Provided data
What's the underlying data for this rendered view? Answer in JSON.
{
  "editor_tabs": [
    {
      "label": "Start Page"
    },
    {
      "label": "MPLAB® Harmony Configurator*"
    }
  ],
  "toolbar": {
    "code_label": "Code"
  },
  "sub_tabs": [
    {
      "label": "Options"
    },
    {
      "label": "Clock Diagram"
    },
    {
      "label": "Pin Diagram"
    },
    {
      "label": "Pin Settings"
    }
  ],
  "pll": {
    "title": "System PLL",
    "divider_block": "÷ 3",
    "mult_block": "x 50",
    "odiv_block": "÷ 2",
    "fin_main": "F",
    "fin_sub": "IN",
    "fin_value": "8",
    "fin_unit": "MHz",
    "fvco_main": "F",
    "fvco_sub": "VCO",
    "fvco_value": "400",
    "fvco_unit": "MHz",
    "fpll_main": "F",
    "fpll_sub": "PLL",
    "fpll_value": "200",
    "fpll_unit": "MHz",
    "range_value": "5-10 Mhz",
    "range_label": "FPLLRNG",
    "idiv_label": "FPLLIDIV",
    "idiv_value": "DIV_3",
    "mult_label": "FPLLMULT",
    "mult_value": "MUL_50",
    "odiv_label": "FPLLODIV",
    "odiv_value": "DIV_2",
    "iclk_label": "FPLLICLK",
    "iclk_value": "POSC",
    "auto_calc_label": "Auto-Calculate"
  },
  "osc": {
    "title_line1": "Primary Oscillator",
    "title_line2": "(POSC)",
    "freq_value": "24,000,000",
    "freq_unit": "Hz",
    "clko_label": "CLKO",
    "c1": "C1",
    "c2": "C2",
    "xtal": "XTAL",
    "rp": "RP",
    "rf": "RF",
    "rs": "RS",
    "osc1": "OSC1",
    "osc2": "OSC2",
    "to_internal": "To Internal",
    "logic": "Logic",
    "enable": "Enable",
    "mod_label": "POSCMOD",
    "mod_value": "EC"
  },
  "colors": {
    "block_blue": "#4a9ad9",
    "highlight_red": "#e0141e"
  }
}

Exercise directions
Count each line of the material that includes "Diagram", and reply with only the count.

Expected output
2